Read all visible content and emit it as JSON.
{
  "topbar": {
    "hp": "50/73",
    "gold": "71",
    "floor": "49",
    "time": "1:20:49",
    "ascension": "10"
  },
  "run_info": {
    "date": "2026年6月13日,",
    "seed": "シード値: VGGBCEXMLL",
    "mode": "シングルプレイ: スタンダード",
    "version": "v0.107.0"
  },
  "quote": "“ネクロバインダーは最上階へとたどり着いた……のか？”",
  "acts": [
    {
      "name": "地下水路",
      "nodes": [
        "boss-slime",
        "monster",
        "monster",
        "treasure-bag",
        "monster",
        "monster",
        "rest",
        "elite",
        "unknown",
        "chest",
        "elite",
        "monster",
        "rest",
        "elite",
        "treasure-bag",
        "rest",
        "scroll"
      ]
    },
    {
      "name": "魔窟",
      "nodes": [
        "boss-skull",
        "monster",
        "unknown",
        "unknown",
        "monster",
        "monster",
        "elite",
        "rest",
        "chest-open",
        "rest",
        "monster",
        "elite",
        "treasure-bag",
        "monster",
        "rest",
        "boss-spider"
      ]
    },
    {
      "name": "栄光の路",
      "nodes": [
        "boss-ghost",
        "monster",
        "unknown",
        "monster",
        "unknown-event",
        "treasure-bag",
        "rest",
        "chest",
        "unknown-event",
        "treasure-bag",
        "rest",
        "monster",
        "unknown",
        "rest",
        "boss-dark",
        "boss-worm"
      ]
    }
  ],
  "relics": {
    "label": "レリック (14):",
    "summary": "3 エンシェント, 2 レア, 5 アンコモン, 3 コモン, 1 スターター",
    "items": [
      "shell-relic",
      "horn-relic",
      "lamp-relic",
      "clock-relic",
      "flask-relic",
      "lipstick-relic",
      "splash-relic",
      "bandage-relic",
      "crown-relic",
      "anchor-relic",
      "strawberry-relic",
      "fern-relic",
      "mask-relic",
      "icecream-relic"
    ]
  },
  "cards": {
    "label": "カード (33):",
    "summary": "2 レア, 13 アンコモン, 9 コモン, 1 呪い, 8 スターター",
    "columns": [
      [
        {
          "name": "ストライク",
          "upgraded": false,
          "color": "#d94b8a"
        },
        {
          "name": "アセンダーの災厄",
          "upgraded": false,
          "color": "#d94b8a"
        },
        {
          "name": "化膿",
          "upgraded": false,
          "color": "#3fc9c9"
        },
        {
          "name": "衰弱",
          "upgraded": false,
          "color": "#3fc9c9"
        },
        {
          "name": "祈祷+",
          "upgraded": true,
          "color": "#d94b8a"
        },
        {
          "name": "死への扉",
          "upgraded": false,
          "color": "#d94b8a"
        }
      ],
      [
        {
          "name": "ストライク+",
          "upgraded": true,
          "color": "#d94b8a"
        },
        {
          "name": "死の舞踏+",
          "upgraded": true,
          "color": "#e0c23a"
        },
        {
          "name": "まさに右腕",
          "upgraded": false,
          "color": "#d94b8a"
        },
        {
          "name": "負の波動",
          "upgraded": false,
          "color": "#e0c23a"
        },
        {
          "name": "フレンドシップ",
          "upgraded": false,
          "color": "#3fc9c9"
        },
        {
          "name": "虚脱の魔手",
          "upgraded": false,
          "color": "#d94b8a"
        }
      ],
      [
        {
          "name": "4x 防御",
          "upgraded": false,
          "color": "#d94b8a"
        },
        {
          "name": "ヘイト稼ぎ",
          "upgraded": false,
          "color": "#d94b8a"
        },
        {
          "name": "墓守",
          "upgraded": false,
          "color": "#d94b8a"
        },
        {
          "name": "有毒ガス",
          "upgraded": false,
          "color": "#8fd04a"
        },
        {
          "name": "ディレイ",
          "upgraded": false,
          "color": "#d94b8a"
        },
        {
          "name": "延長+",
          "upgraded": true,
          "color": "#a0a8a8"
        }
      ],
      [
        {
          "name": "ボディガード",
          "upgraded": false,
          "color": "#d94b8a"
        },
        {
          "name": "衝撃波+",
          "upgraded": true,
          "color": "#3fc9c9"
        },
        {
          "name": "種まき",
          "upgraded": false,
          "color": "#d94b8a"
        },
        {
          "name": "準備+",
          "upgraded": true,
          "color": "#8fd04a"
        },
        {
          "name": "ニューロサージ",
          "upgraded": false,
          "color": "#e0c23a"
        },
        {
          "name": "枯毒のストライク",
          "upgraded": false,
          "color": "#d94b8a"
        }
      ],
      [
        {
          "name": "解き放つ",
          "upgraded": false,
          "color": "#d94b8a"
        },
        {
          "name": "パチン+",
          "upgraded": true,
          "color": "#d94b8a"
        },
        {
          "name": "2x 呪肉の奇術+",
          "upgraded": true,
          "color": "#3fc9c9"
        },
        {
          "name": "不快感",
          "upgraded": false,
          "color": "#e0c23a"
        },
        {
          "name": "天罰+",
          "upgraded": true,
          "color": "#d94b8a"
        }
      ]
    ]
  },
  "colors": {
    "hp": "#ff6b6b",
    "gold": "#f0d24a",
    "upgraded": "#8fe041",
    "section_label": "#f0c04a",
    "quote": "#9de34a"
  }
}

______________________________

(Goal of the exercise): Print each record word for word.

(Answer to the problem):
Read all visible content and emit it as JSON.
{
  "topbar": {
    "hp": "50/73",
    "gold": "71",
    "floor": "49",
    "time": "1:20:49",
    "ascension": "10"
  },
  "run_info": {
    "date": "2026年6月13日,",
    "seed": "シード値: VGGBCEXMLL",
    "mode": "シングルプレイ: スタンダード",
    "version": "v0.107.0"
  },
  "quote": "“ネクロバインダーは最上階へとたどり着いた……のか？”",
  "acts": [
    {
      "name": "地下水路",
      "nodes": [
        "boss-slime",
        "monster",
        "monster",
        "treasure-bag",
        "monster",
        "monster",
        "rest",
        "elite",
        "unknown",
        "chest",
        "elite",
        "monster",
        "rest",
        "elite",
        "treasure-bag",
        "rest",
        "scroll"
      ]
    },
    {
      "name": "魔窟",
      "nodes": [
        "boss-skull",
        "monster",
        "unknown",
        "unknown",
        "monster",
        "monster",
        "elite",
        "rest",
        "chest-open",
        "rest",
        "monster",
        "elite",
        "treasure-bag",
        "monster",
        "rest",
        "boss-spider"
      ]
    },
    {
      "name": "栄光の路",
      "nodes": [
        "boss-ghost",
        "monster",
        "unknown",
        "monster",
        "unknown-event",
        "treasure-bag",
        "rest",
        "chest",
        "unknown-event",
        "treasure-bag",
        "rest",
        "monster",
        "unknown",
        "rest",
        "boss-dark",
        "boss-worm"
      ]
    }
  ],
  "relics": {
    "label": "レリック (14):",
    "summary": "3 エンシェント, 2 レア, 5 アンコモン, 3 コモン, 1 スターター",
    "items": [
      "shell-relic",
      "horn-relic",
      "lamp-relic",
      "clock-relic",
      "flask-relic",
      "lipstick-relic",
      "splash-relic",
      "bandage-relic",
      "crown-relic",
      "anchor-relic",
      "strawberry-relic",
      "fern-relic",
      "mask-relic",
      "icecream-relic"
    ]
  },
  "cards": {
    "label": "カード (33):",
    "summary": "2 レア, 13 アンコモン, 9 コモン, 1 呪い, 8 スターター",
    "columns": [
      [
        {
          "name": "ストライク",
          "upgraded": false,
          "color": "#d94b8a"
        },
        {
          "name": "アセンダーの災厄",
          "upgraded": false,
          "color": "#d94b8a"
        },
        {
          "name": "化膿",
          "upgraded": false,
          "color": "#3fc9c9"
        },
        {
          "name": "衰弱",
          "upgraded": false,
          "color": "#3fc9c9"
        },
        {
          "name": "祈祷+",
          "upgraded": true,
          "color": "#d94b8a"
        },
        {
          "name": "死への扉",
          "upgraded": false,
          "color": "#d94b8a"
        }
      ],
      [
        {
          "name": "ストライク+",
          "upgraded": true,
          "color": "#d94b8a"
        },
        {
          "name": "死の舞踏+",
          "upgraded": true,
          "color": "#e0c23a"
        },
        {
          "name": "まさに右腕",
          "upgraded": false,
          "color": "#d94b8a"
        },
        {
          "name": "負の波動",
          "upgraded": false,
          "color": "#e0c23a"
        },
        {
          "name": "フレンドシップ",
          "upgraded": false,
          "color": "#3fc9c9"
        },
        {
          "name": "虚脱の魔手",
          "upgraded": false,
          "color": "#d94b8a"
        }
      ],
      [
        {
          "name": "4x 防御",
          "upgraded": false,
          "color": "#d94b8a"
        },
        {
          "name": "ヘイト稼ぎ",
          "upgraded": false,
          "color": "#d94b8a"
        },
        {
          "name": "墓守",
          "upgraded": false,
          "color": "#d94b8a"
        },
        {
          "name": "有毒ガス",
          "upgraded": false,
          "color": "#8fd04a"
        },
        {
          "name": "ディレイ",
          "upgraded": false,
          "color": "#d94b8a"
        },
        {
          "name": "延長+",
          "upgraded": true,
          "color": "#a0a8a8"
        }
      ],
      [
        {
          "name": "ボディガード",
          "upgraded": false,
          "color": "#d94b8a"
        },
        {
          "name": "衝撃波+",
          "upgraded": true,
          "color": "#3fc9c9"
        },
        {
          "name": "種まき",
          "upgraded": false,
          "color": "#d94b8a"
        },
        {
          "name": "準備+",
          "upgraded": true,
          "color": "#8fd04a"
        },
        {
          "name": "ニューロサージ",
          "upgraded": false,
          "color": "#e0c23a"
        },
        {
          "name": "枯毒のストライク",
          "upgraded": false,
          "color": "#d94b8a"
        }
      ],
      [
        {
          "name": "解き放つ",
          "upgraded": false,
          "color": "#d94b8a"
        },
        {
          "name": "パチン+",
          "upgraded": true,
          "color": "#d94b8a"
        },
        {
          "name": "2x 呪肉の奇術+",
          "upgraded": true,
          "color": "#3fc9c9"
        },
        {
          "name": "不快感",
          "upgraded": false,
          "color": "#e0c23a"
        },
        {
          "name": "天罰+",
          "upgraded": true,
          "color": "#d94b8a"
        }
      ]
    ]
  },
  "colors": {
    "hp": "#ff6b6b",
    "gold": "#f0d24a",
    "upgraded": "#8fe041",
    "section_label": "#f0c04a",
    "quote": "#9de34a"
  }
}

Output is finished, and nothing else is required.